  • Caregiving outcomes -- do feeding, sleeping, and carrying predict development?

Low-income Families in Utah and nationally (Early Head Start): USU is one of 15 national study sites following children from infancy to 5th grade whose families were in Early Head Start.

  • longitudinal development--what early indicators predict later development?
  • Parenting--what parenting behaviors and attitudes predict later development?
  • Father involvement--what aspects of f early father involvement predict later development?

Middle-income Families in Utah (Parent-Toddler, 1 TO 7, Up to 8th & 12th): We recently collected data from high school seniors who were studied in infancy and 2nd  & 8th grades

  • Attachment: does early security support better academic and psychosocial outcomes?
  • Language: do early joint attention and conversation foster later academic outcomes?

Measurement of Parenting (PICCOLO): We have used over 4,000 observations of parenting interactions to develop a valid, reliable, easy-to-use measure for both researchers and practitioners.

  • Affection: warmth and positive behaviors that promote child development
  • Responsiveness: sensitive behaviors that promote child development
  • Encouragement: supportive behaviors that promote child development
  • Teaching: playful conversational behaviors that promote child development

New Projects

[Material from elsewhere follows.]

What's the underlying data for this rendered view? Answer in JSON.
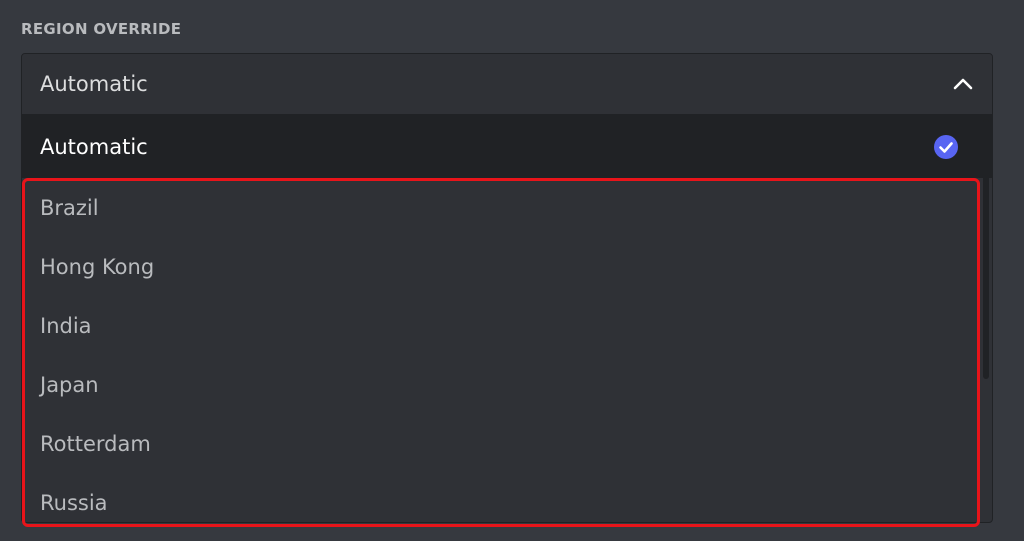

Other research interests depend on student interest and funding opportunities.

  • Home visiting strategies for working with parents of young children
  • Training strategies for practitioners in the field
  • Teaching strategies for students in FCHD and related fields